‘Ukrainization’ of Macedonia opens up new front for NATO confrontation with Russia
Protests in the Macedonian capital Skopje on Monday saw people demanding the government resigns. The first nationwide rallies started almost two months ago following Macedonia’s decision to pardon leading officials involved in a large-scale wire-tapping scandal. Attempts by Macedonian President Gjorge Ivanov’s to revoke the pardons failed to satisfy the crowd.
RT: The Macedonian president revoked more pardons of those involved in the wiretapping scandal. Why is this not stopping the protests?
Mike Jones: Because it’s not a real protest. If this was a strike and the company came back and raised the wages, the strike would be over. This is a color revolution of the sort that spread throughout former communist countries it is an attempt to overthrow the government and so they are not going to be satisfied with changing the conditions that started the operation in the first place.
RT: We have seen a lot of police on the streets during these rallies. Does this mean the government feels threatened?

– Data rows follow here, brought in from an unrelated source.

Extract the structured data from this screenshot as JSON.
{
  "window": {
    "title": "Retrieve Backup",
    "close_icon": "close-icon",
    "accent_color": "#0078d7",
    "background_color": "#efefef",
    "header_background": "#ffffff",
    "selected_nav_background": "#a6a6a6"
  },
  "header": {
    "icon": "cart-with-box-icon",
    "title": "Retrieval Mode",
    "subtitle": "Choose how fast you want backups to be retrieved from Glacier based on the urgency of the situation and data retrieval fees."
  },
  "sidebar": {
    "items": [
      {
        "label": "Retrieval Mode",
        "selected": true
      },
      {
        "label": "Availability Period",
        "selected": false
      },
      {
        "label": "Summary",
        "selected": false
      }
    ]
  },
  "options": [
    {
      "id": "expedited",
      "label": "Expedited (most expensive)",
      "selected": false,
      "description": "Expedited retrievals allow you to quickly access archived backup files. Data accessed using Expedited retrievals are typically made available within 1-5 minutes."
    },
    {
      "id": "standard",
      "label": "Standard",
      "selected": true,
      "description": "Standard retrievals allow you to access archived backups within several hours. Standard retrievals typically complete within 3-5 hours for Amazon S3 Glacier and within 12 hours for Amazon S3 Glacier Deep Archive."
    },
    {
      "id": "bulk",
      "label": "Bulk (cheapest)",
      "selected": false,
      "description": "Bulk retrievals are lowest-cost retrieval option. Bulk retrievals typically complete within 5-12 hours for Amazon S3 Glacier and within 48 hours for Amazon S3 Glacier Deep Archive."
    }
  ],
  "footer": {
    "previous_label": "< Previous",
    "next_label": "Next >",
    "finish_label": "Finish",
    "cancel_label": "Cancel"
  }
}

MJ: Yes, they should feel threatened. First of all, we have to ask a question: what is Macedonia, by the way? It is a country that came into existence in 1991; it used to be a province in Yugoslavia. Now, why is it a country? Why is Bosnia a country? Well, because NATO, the US, Germany decided to dismember Yugoslavia, because it was a threat to their interest, and also because Serbia, which was the remaining country had ties with Russia. Now that the NATO aggression against Russia is stalemated in Ukraine – we now have the ‘Ukrainization’ of Macedonia – it is just opening up another front in the same war.
RT: Do you believe these protests can be halted without the current government stepping down?
MJ: No, they want to install a pro-Western government. They want to isolate Serbia more and more. They want to eliminate whatever Russian influence there is in the Balkans. That is the goal. So any concessions would just lead to further demands. I don’t see that leading anywhere.
RT: How do you think these anti-government rallies could affect the prospects for the country joining the EU or NATO?
MJ: The anti-government protest is a step toward joining NATO and the EU. This is their way of forcing the issue. That is the way I perceive it. I don’t see any other reason. They want to accelerate the dismemberment of what is left of Serbia and what was left of Yugoslavia – and thereby eliminate Russian influence from the Balkans. I don’t think there is any other explanation for what’s going on.
The statements, views and opinions expressed in this column are solely those of the author and do not necessarily represent those of RT.